The seriocomic feature film debut of television director Liz W. Garcia, “The Lifeguard” offers up a contrived series of precious posed moments in telling the story of a young career woman who moves back home in an effort to shake off a low-lying cloud of personal and professional ambivalence. In her starring role, Kristen Bell delivers a charming, engaging performance, but the much sharper take on this same sort of thirtysomething ennui (even though Bell’s character is quick to point out that she’s still 29 years old) is found in last year’s “Hello, I Must Be Going,” starring Melanie Lynskey.
Leigh London (Bell) is an AP reporter in New York City who, after her romance with her engaged boss sputters out, moves back home to Connecticut with her parents. Her dad Hans (Adam Lefevre) is sympathetic, but Leigh’s tightly wound mother Justine (Amy Madigan) is going through issues of her own, and is chafed a bit by her daughter’s sudden presence, cat and all. Leigh re-connects with her old friends — Todd (Martin Starr) and Mel (a wonderful Mamie Gummer), the latter now an associate principal at the high school where they matriculated — and in short order decides to reclaim her old high school job, as the lifeguard at a condominium complex.
It’s there that Leigh meets a group of outsider/skater types, including Matt (Alex Shaffer, from “Win Win”) and Little Jason (David Lambert). They’re high school students, but on the precipice of dropping out, in order to… move to Vermont? Yep, that’s their plan. Beer is bought, marijuana is smoked, and inappropriate relationships ensue, along with a requisite side of soul-searching.
Garcia has a nice touch for pithy dialogue (“Is this parking lot passed down in the DNA of skaters, like a geese migratory pattern?” Leigh wonders aloud), and also makes quite nice use of music; her film feels surprisingly well stitched together from a technical standpoint. But the backstories for her characters are threadbare, and so their motivations are often bewildering. Certain scenes just start in strange places (Little Jason randomly enters Leigh’s car in a rainstorm), and a couple of the supporting characters can’t overcome the limitations of the screenplay. (Particularly under-sketched is Mel’s sad-sack husband, played to annoying effect by Joshua Harto: he exists only to play “the rooted adult,” hectoring Mel and generally moralizing.)
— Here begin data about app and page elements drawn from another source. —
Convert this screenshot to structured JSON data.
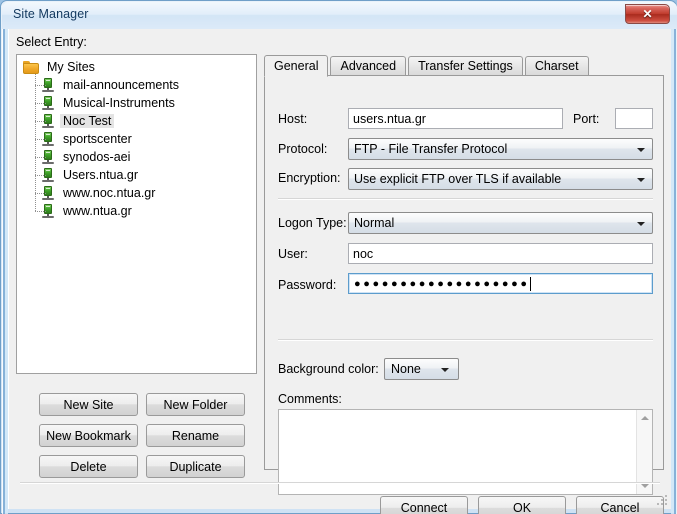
{
  "window": {
    "title": "Site Manager",
    "close_label": "✕"
  },
  "left_panel": {
    "select_entry_label": "Select Entry:",
    "tree": {
      "root": "My Sites",
      "selected": "Noc Test",
      "items": [
        "mail-announcements",
        "Musical-Instruments",
        "Noc Test",
        "sportscenter",
        "synodos-aei",
        "Users.ntua.gr",
        "www.noc.ntua.gr",
        "www.ntua.gr"
      ]
    },
    "buttons": {
      "new_site": "New Site",
      "new_folder": "New Folder",
      "new_bookmark": "New Bookmark",
      "rename": "Rename",
      "delete": "Delete",
      "duplicate": "Duplicate"
    }
  },
  "right_panel": {
    "tabs": [
      {
        "label": "General",
        "active": true
      },
      {
        "label": "Advanced",
        "active": false
      },
      {
        "label": "Transfer Settings",
        "active": false
      },
      {
        "label": "Charset",
        "active": false
      }
    ],
    "general": {
      "host_label": "Host:",
      "host_value": "users.ntua.gr",
      "host_placeholder": "",
      "port_label": "Port:",
      "port_value": "",
      "port_placeholder": "",
      "protocol_label": "Protocol:",
      "protocol_value": "FTP - File Transfer Protocol",
      "encryption_label": "Encryption:",
      "encryption_value": "Use explicit FTP over TLS if available",
      "logon_type_label": "Logon Type:",
      "logon_type_value": "Normal",
      "user_label": "User:",
      "user_value": "noc",
      "user_placeholder": "",
      "password_label": "Password:",
      "password_masked": "●●●●●●●●●●●●●●●●●●●",
      "password_focused": true,
      "background_color_label": "Background color:",
      "background_color_value": "None",
      "comments_label": "Comments:",
      "comments_value": ""
    }
  },
  "dialog_buttons": {
    "connect": "Connect",
    "ok": "OK",
    "cancel": "Cancel"
  },
  "colors": {
    "accent": "#5c9ccc",
    "dialog_face": "#f0f0f0",
    "close_red": "#bf3a2c",
    "folder_yellow": "#f0a828",
    "server_green": "#41a62a"
  }
}
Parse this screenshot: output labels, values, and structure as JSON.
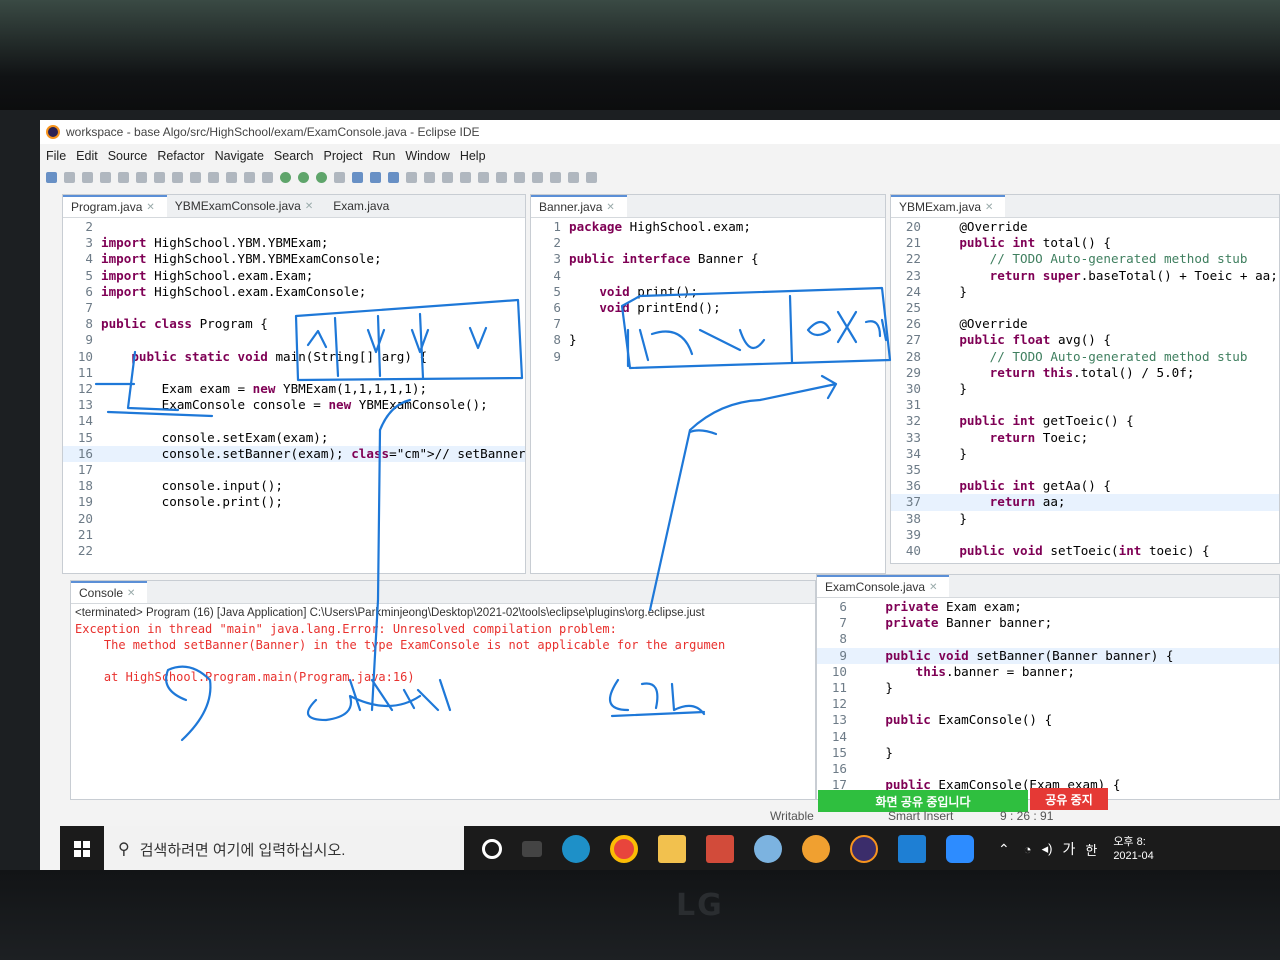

Bell, looking beautiful with hardly a trace of make-up, exudes a warm watchability. And she has a fantastic rapport with both Starr and Gummer; their scenes are a treat. The torrid affair between Leigh and Little Jason, though, while evocatively captured, never digs much past the surface of Leigh’s distractible libidinal impulses. What ultimately tips “The Lifeguard” over from marginal recommendation to marginal pan is a cheap plot device at around the 75-minute mark that attempts to suddenly wring high-stakes drama from the narrative, followed by a cloying finale. With apologies to Thomas Wolfe, you can go home again; “The Lifeguard” just proves that sometimes it’s not the best course of action.
NOTE: For more information, visit www.LifeguardMovie.com.